■ **WORK REQUIRED**:
The entries below are to be repeated exactly, with the pictures left out.

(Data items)
^^^^^^^^

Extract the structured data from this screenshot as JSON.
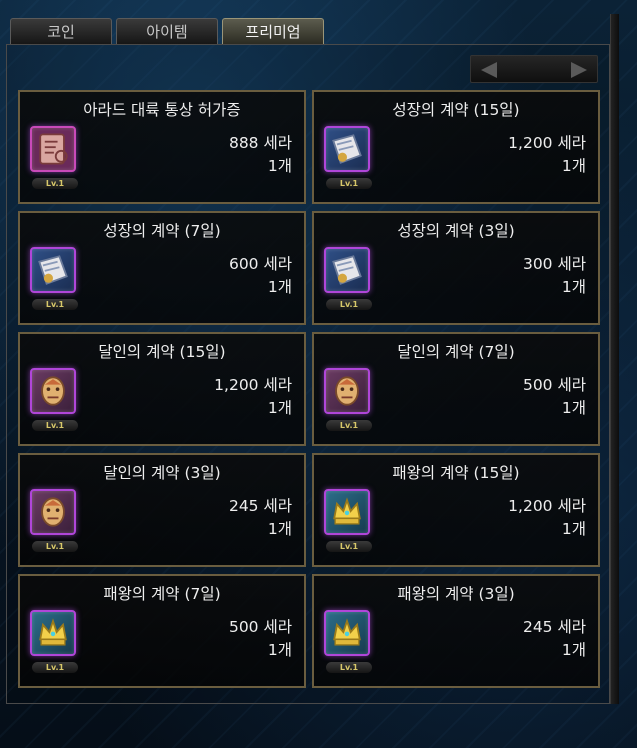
{
  "tabs": [
    {
      "label": "코인"
    },
    {
      "label": "아이템"
    },
    {
      "label": "프리미엄"
    }
  ],
  "active_tab": 2,
  "items": [
    {
      "title": "아라드 대륙 통상 허가증",
      "price": "888 세라",
      "qty": "1개",
      "level": "Lv.1",
      "icon": "permit-scroll-icon"
    },
    {
      "title": "성장의 계약 (15일)",
      "price": "1,200 세라",
      "qty": "1개",
      "level": "Lv.1",
      "icon": "growth-contract-icon"
    },
    {
      "title": "성장의 계약 (7일)",
      "price": "600 세라",
      "qty": "1개",
      "level": "Lv.1",
      "icon": "growth-contract-icon"
    },
    {
      "title": "성장의 계약 (3일)",
      "price": "300 세라",
      "qty": "1개",
      "level": "Lv.1",
      "icon": "growth-contract-icon"
    },
    {
      "title": "달인의 계약 (15일)",
      "price": "1,200 세라",
      "qty": "1개",
      "level": "Lv.1",
      "icon": "master-contract-icon"
    },
    {
      "title": "달인의 계약 (7일)",
      "price": "500 세라",
      "qty": "1개",
      "level": "Lv.1",
      "icon": "master-contract-icon"
    },
    {
      "title": "달인의 계약 (3일)",
      "price": "245 세라",
      "qty": "1개",
      "level": "Lv.1",
      "icon": "master-contract-icon"
    },
    {
      "title": "패왕의 계약 (15일)",
      "price": "1,200 세라",
      "qty": "1개",
      "level": "Lv.1",
      "icon": "king-contract-icon"
    },
    {
      "title": "패왕의 계약 (7일)",
      "price": "500 세라",
      "qty": "1개",
      "level": "Lv.1",
      "icon": "king-contract-icon"
    },
    {
      "title": "패왕의 계약 (3일)",
      "price": "245 세라",
      "qty": "1개",
      "level": "Lv.1",
      "icon": "king-contract-icon"
    }
  ],
  "colors": {
    "card_border": "#6a5d3f",
    "icon_glow": "#b046d9",
    "level_text": "#d8c86a"
  }
}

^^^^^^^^

■ **SOLVED PROBLEM**:
Extract the structured data from this screenshot as JSON.
{
  "tabs": [
    {
      "label": "코인"
    },
    {
      "label": "아이템"
    },
    {
      "label": "프리미엄"
    }
  ],
  "active_tab": 2,
  "items": [
    {
      "title": "아라드 대륙 통상 허가증",
      "price": "888 세라",
      "qty": "1개",
      "level": "Lv.1",
      "icon": "permit-scroll-icon"
    },
    {
      "title": "성장의 계약 (15일)",
      "price": "1,200 세라",
      "qty": "1개",
      "level": "Lv.1",
      "icon": "growth-contract-icon"
    },
    {
      "title": "성장의 계약 (7일)",
      "price": "600 세라",
      "qty": "1개",
      "level": "Lv.1",
      "icon": "growth-contract-icon"
    },
    {
      "title": "성장의 계약 (3일)",
      "price": "300 세라",
      "qty": "1개",
      "level": "Lv.1",
      "icon": "growth-contract-icon"
    },
    {
      "title": "달인의 계약 (15일)",
      "price": "1,200 세라",
      "qty": "1개",
      "level": "Lv.1",
      "icon": "master-contract-icon"
    },
    {
      "title": "달인의 계약 (7일)",
      "price": "500 세라",
      "qty": "1개",
      "level": "Lv.1",
      "icon": "master-contract-icon"
    },
    {
      "title": "달인의 계약 (3일)",
      "price": "245 세라",
      "qty": "1개",
      "level": "Lv.1",
      "icon": "master-contract-icon"
    },
    {
      "title": "패왕의 계약 (15일)",
      "price": "1,200 세라",
      "qty": "1개",
      "level": "Lv.1",
      "icon": "king-contract-icon"
    },
    {
      "title": "패왕의 계약 (7일)",
      "price": "500 세라",
      "qty": "1개",
      "level": "Lv.1",
      "icon": "king-contract-icon"
    },
    {
      "title": "패왕의 계약 (3일)",
      "price": "245 세라",
      "qty": "1개",
      "level": "Lv.1",
      "icon": "king-contract-icon"
    }
  ],
  "colors": {
    "card_border": "#6a5d3f",
    "icon_glow": "#b046d9",
    "level_text": "#d8c86a"
  }
}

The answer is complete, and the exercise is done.